Rep. Brian Baird (D-Wash.), one of the Democrats to sign onto an effort to require a 72-hour window for a bill to be posted online before a vote in Congress, said he might vote against a healthcare reform bill if that principle is not honored. . . .
The Washington Democrat withheld his vote last week from a defense authorization bill containing some benefits for his district because he was not given a similar window to study the law. “It’s not because I don’t care about the nation’s defense, but because we had 24 hours to read it," he told the Chronicle. "If you do care about national defense, shouldn’t you care enough to read it?”
R. Cellan in the Missoulian:
To Sens. Jon Tester and Max Baucus:
To be up-front, we are seniors and depend on Medicare for our health plan. But we can still read, so give us a chance to do so before you enact your health bill. We will take the time, even if you don't seem have enough time.
We all know this is all smoke and mirrors. You don't intend to let us read the bill. You don't want us to be informed. You don't want to face us. You are afraid of us.
Kathleen Hartnett White of the Texas Public Policy Foundation, in the Waco Tribune-Herald:
Law is a most solemn product of our representative democracy. It concretizes the will of the supreme power of the state and binds all citizens to obey. The fate of nations has been shaped by wise and unwise laws.

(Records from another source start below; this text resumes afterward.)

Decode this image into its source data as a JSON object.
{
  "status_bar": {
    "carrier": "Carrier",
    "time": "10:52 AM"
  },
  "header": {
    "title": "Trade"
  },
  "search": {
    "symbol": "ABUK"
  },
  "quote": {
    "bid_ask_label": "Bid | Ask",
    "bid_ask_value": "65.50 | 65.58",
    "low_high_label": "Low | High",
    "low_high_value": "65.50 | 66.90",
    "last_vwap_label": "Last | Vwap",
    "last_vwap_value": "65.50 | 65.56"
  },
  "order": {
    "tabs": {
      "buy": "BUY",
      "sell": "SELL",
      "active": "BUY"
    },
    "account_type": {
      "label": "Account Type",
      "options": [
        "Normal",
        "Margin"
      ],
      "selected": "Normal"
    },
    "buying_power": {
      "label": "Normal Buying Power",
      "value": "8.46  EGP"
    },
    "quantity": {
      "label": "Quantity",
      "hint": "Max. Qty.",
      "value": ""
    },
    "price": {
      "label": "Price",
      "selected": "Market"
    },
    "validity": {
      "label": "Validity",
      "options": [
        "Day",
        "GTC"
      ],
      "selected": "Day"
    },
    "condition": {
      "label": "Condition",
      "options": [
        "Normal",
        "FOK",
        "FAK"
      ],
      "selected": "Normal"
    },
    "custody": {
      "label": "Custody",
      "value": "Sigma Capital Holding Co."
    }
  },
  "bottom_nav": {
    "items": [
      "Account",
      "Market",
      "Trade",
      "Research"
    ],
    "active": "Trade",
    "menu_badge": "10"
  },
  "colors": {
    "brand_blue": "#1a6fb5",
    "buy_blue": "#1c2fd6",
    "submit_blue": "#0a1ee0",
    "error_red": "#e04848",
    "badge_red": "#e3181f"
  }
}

Take the time. Our Congress must not only read these bills but let us do the same.
Colin A. Hanna of Let Freedom Ring, in the Baltimore Sun:
Amending the House rules to require the online posting of bills for representatives and the public alike to read and review would change the legislative process for the better. But House Speaker Nancy Pelosi does not agree with the American people on this issue. Instead, she is working to stall the "Read the Bill" resolution in the House Rules Committee. If this continues, the resolution will not even be voted on.
There is one way to get around the speaker's roadblock. Rep. Greg Walden, Republican of Oregon, has filed a petition to force the speaker to schedule a vote on the resolution if it attracts 218 signatures from members of Congress. So far, 182 members have signed the petition, leaving it 36 short of reaching the House floor.
Note: this is the "72 hour" rule that we endorse because it will pave the way for the more effective "7 day" Read the Bills Act. You can send a letter to Congress to pass the 72 hour rule here. And go here to tell them to introduce and pass the Read the Bills Act.